__Task description__
List each line of the data that holds the string "JSON".

__Saved entries__
+--
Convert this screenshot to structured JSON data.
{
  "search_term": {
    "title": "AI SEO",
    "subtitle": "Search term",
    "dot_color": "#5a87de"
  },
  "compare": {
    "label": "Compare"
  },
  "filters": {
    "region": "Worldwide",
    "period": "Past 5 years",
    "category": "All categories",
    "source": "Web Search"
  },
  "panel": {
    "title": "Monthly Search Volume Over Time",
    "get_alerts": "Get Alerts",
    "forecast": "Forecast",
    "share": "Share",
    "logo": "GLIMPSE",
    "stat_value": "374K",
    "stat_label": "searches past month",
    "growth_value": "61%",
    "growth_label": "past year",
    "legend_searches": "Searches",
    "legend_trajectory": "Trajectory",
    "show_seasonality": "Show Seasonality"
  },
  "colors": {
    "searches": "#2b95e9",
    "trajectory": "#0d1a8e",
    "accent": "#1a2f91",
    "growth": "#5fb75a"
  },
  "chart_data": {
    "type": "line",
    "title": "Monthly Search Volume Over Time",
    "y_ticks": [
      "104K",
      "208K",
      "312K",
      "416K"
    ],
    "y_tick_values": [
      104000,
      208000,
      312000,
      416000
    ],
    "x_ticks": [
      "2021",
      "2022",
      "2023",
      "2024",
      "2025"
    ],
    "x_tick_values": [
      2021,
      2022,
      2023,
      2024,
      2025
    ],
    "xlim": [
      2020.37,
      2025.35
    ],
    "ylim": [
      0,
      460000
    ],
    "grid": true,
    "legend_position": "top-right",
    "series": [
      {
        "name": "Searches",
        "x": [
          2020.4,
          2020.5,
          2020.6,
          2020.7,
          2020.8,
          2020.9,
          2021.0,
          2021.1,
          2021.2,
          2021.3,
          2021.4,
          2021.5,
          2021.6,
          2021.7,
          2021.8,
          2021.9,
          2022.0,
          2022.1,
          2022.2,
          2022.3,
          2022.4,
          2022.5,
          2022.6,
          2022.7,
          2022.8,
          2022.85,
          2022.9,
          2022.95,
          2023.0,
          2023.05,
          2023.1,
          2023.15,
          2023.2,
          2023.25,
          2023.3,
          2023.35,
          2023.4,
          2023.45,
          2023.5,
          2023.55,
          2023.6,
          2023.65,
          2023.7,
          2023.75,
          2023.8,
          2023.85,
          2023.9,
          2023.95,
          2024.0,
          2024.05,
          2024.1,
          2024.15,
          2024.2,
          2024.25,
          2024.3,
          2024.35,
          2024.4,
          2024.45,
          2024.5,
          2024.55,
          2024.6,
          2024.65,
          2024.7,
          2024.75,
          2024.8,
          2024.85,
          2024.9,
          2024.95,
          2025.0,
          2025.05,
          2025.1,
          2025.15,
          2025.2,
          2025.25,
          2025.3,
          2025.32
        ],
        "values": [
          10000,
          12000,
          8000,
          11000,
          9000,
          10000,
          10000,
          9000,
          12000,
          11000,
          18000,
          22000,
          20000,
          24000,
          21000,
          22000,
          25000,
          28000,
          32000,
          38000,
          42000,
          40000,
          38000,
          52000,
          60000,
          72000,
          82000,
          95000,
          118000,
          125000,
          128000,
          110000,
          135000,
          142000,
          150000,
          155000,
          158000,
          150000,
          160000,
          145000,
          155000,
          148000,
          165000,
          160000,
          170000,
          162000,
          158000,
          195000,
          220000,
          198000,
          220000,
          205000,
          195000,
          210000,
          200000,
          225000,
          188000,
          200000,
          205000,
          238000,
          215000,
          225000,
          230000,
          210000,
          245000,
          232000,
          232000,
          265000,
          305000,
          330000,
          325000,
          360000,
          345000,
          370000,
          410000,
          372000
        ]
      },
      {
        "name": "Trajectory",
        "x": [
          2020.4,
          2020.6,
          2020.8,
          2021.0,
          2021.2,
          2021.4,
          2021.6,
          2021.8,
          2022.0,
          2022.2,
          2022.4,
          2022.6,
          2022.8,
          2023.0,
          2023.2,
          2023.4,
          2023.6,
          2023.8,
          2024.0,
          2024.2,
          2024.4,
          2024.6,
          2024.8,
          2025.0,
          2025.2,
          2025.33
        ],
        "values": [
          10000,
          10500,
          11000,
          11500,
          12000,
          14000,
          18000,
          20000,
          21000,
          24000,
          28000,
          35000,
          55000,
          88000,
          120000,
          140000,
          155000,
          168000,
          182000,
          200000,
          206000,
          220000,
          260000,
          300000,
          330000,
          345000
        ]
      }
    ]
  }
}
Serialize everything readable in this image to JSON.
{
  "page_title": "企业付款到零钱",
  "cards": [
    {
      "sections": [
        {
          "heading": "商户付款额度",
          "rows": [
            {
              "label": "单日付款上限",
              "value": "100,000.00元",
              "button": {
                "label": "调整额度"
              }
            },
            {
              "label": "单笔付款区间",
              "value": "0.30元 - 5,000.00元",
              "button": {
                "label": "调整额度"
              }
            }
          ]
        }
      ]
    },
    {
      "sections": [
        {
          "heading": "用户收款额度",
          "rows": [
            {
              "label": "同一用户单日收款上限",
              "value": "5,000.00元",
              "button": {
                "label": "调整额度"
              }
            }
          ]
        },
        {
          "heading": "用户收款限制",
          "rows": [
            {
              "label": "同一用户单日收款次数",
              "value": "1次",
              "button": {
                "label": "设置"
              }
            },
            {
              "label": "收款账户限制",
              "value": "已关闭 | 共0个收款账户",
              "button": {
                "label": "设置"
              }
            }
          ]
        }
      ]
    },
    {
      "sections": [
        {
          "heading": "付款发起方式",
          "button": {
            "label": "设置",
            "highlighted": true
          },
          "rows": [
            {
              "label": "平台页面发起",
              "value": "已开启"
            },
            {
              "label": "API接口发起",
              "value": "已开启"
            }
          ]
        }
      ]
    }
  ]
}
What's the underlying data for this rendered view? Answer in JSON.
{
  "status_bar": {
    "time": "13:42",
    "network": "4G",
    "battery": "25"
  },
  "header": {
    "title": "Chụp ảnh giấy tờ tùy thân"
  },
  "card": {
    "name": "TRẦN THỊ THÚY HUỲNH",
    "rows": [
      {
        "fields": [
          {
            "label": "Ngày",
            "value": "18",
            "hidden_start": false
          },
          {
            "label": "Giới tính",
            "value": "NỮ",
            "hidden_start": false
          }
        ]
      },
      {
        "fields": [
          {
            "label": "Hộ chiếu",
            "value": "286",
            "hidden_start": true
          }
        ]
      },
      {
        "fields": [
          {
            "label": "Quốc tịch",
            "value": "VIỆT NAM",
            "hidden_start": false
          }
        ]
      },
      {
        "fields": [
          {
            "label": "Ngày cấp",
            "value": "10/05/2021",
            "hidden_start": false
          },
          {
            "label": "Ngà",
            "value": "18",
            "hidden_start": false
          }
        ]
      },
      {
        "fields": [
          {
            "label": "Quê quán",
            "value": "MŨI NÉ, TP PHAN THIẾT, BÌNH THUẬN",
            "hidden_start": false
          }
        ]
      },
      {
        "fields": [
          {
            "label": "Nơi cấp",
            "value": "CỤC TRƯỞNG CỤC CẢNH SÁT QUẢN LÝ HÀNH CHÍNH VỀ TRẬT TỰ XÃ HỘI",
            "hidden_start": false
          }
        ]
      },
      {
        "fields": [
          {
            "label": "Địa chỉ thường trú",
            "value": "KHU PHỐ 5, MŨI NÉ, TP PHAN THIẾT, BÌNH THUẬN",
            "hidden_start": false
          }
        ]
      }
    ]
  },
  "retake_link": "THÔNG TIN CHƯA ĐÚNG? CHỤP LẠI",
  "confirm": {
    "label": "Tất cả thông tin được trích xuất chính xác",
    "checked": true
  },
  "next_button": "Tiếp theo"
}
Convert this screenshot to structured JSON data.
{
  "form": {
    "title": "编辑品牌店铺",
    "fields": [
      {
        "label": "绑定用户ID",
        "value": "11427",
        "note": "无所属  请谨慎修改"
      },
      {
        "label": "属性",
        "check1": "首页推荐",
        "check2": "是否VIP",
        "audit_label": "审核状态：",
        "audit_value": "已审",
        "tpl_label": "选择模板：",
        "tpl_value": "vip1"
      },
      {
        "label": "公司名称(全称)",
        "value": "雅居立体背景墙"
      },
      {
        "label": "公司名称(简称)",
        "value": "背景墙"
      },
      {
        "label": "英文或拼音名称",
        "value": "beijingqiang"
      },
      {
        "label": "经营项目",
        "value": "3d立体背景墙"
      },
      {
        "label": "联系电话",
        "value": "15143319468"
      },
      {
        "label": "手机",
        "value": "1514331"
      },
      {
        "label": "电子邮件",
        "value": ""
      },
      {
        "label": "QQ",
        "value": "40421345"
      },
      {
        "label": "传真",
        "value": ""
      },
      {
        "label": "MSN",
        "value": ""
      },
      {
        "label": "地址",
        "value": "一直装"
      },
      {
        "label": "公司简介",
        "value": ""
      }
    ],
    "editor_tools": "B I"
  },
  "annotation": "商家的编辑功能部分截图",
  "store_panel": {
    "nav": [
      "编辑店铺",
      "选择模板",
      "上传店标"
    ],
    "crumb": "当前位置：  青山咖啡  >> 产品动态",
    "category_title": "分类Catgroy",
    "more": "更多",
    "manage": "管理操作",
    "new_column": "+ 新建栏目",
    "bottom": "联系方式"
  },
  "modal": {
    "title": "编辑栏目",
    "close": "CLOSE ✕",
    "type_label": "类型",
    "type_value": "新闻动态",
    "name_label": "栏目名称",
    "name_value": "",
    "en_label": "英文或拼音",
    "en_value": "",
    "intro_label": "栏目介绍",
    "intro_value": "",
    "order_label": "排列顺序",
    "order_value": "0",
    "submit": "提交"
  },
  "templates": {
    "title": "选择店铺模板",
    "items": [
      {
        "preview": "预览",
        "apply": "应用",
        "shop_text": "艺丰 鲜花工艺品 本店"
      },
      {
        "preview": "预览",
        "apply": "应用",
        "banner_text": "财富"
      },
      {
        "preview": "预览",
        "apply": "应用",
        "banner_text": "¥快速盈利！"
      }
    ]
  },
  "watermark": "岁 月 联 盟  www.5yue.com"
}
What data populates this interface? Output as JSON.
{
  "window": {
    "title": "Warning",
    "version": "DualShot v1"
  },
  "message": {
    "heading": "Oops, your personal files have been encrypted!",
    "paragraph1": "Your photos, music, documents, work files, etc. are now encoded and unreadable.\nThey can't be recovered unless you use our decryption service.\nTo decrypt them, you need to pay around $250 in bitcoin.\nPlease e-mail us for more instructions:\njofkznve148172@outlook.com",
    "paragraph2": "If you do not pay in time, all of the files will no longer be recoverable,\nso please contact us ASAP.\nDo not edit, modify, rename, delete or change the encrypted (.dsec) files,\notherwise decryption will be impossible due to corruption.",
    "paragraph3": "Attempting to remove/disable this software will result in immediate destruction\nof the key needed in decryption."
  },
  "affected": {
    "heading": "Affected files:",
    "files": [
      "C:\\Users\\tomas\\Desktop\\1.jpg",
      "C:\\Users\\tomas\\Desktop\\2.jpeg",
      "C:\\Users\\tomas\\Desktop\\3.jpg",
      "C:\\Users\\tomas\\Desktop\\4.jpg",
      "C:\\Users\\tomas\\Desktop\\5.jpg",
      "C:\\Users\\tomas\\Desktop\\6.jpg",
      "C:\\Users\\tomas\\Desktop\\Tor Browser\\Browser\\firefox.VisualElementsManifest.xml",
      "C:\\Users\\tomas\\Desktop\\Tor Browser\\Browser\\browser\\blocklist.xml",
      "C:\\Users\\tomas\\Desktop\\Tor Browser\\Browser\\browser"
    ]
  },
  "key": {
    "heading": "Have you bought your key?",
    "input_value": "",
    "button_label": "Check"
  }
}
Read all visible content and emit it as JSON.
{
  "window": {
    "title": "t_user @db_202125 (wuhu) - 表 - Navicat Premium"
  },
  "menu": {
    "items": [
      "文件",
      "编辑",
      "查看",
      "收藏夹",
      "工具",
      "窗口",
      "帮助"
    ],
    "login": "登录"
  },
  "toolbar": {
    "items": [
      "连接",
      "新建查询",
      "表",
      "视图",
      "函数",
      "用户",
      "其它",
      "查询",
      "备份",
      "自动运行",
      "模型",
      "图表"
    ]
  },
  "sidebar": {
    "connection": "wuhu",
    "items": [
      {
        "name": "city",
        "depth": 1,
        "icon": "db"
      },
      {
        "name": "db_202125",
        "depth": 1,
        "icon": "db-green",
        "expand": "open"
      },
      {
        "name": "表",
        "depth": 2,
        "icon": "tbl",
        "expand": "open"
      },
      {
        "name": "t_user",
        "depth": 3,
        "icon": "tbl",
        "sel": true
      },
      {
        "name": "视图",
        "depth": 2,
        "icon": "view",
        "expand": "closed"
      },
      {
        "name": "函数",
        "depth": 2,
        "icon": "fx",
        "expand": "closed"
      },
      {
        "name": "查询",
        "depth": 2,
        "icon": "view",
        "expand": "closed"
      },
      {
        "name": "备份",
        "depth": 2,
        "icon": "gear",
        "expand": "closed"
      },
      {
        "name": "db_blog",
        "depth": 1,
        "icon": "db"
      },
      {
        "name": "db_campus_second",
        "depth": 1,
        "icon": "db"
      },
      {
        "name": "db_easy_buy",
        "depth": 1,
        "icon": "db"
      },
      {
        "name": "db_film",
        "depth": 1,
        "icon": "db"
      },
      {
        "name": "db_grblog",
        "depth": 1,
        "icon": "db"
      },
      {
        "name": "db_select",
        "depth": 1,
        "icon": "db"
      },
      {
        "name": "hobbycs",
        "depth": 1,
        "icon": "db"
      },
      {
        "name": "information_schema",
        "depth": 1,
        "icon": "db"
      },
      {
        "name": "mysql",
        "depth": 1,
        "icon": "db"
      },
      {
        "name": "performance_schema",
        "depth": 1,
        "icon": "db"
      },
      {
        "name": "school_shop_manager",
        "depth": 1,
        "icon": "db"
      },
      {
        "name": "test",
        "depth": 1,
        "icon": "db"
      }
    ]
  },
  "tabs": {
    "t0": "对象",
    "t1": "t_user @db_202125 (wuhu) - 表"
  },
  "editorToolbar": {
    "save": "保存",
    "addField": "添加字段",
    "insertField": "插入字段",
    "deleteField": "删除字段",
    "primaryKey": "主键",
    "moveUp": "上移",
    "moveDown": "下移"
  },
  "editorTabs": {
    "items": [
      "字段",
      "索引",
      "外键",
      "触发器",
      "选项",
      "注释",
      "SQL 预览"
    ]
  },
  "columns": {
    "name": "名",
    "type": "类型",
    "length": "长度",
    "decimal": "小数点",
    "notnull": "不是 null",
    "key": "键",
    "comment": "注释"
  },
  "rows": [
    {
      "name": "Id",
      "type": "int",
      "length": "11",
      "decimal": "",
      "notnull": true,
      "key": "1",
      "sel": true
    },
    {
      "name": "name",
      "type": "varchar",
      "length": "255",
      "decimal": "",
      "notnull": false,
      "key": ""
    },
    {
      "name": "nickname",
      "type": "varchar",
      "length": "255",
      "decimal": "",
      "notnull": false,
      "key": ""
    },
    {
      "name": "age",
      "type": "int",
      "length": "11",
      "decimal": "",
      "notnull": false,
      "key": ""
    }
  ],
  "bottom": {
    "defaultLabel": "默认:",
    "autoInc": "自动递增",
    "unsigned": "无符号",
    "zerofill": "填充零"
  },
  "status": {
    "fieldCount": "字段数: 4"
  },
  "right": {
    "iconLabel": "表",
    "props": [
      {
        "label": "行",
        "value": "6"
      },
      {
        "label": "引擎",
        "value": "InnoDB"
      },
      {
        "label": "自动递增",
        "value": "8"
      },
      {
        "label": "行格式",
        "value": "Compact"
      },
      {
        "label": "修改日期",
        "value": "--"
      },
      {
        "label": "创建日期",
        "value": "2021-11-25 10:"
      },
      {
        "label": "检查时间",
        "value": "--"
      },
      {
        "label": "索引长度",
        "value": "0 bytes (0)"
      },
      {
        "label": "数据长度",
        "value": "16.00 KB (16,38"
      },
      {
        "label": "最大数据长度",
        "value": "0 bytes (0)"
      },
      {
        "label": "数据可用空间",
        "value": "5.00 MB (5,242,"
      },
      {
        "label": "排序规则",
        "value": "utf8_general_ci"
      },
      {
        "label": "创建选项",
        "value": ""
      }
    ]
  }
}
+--
__Task result__
Convert this screenshot to structured JSON data.
Serialize everything readable in this image to JSON.
What's the underlying data for this rendered view? Answer in JSON.
Convert this screenshot to structured JSON data.
What data populates this interface? Output as JSON.
Read all visible content and emit it as JSON.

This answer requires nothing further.